## PROMPT
Whenever "label" occurs in a line of the material, list that line.
::::::
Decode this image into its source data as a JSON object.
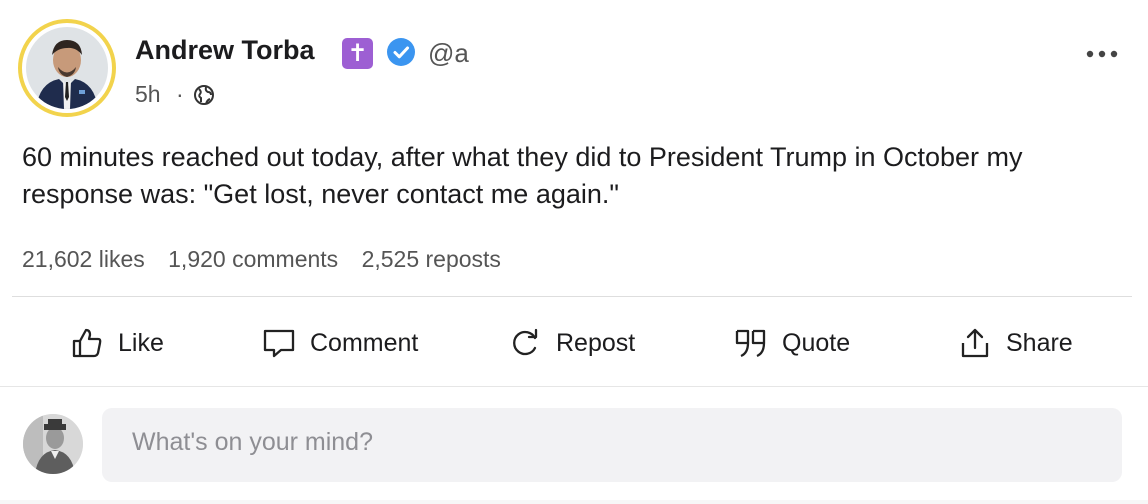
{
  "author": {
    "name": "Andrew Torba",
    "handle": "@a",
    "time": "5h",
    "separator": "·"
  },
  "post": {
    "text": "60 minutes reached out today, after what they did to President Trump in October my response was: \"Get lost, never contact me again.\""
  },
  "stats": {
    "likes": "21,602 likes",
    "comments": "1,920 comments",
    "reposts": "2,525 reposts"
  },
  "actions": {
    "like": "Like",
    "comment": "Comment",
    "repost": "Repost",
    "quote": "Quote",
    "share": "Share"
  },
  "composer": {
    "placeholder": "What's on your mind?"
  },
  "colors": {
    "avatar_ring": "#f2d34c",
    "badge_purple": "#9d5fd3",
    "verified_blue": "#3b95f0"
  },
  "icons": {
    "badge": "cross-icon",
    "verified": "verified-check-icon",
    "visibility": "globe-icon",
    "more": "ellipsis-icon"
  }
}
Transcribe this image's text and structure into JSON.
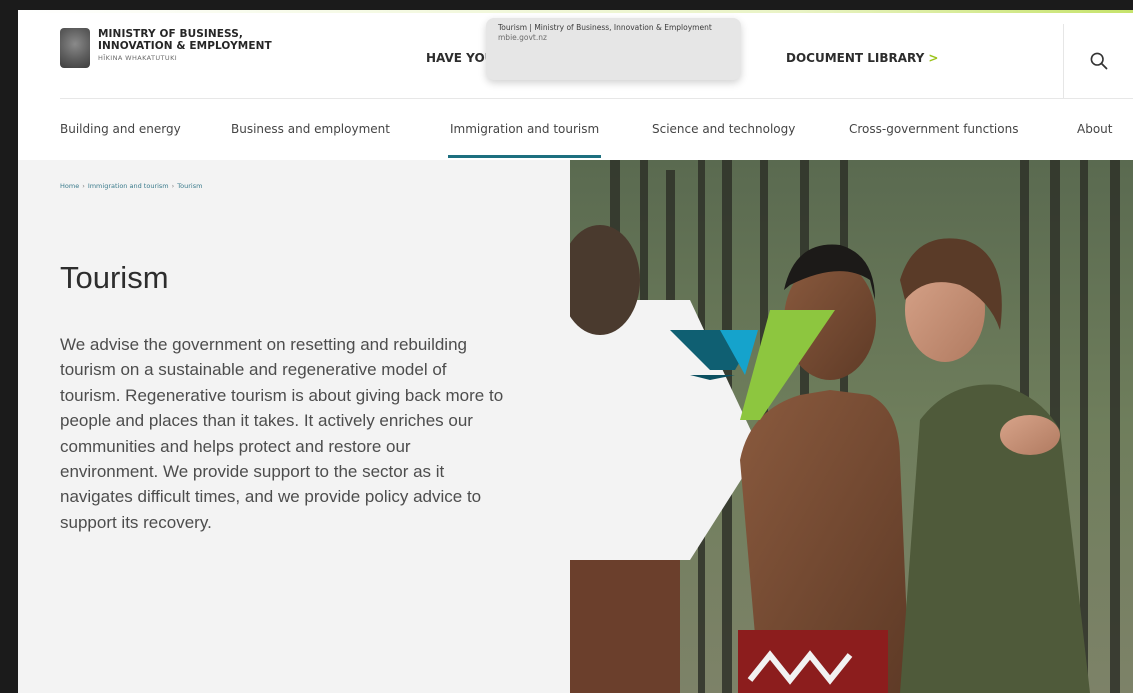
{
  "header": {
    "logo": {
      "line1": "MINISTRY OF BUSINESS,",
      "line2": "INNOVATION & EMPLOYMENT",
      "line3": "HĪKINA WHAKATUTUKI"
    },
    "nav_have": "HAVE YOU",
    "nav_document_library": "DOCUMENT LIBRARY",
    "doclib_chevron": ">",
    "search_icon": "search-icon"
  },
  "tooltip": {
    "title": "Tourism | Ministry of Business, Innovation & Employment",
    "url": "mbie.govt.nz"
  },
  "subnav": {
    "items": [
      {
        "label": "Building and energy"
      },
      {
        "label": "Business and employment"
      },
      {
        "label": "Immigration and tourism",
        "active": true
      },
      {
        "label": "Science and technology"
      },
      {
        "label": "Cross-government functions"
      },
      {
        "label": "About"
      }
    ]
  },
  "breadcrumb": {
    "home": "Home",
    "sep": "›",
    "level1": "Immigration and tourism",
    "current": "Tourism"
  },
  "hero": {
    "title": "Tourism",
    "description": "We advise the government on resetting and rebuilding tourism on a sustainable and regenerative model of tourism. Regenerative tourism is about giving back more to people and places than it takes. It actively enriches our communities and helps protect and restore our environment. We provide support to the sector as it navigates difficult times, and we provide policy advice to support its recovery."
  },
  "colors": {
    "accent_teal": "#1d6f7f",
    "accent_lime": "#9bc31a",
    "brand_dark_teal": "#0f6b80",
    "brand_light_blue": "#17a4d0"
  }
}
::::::
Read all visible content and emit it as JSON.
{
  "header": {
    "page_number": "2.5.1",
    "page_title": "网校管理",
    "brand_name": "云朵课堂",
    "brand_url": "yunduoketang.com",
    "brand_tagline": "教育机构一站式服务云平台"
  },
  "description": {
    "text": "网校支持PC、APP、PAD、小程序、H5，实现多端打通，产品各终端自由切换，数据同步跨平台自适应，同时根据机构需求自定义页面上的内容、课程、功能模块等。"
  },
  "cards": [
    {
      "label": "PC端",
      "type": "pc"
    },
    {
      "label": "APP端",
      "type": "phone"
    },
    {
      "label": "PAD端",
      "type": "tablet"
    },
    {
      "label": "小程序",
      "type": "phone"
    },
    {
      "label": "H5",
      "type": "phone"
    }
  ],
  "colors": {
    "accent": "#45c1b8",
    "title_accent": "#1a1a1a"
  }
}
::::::
## RESPONSE TO THIS EXERCISE
        "label": "Building and energy"
        "label": "Business and employment"
        "label": "Immigration and tourism",
        "label": "Science and technology"
        "label": "Cross-government functions"
        "label": "About"
      "label": "PC端",
      "label": "APP端",
      "label": "PAD端",
      "label": "小程序",
      "label": "H5",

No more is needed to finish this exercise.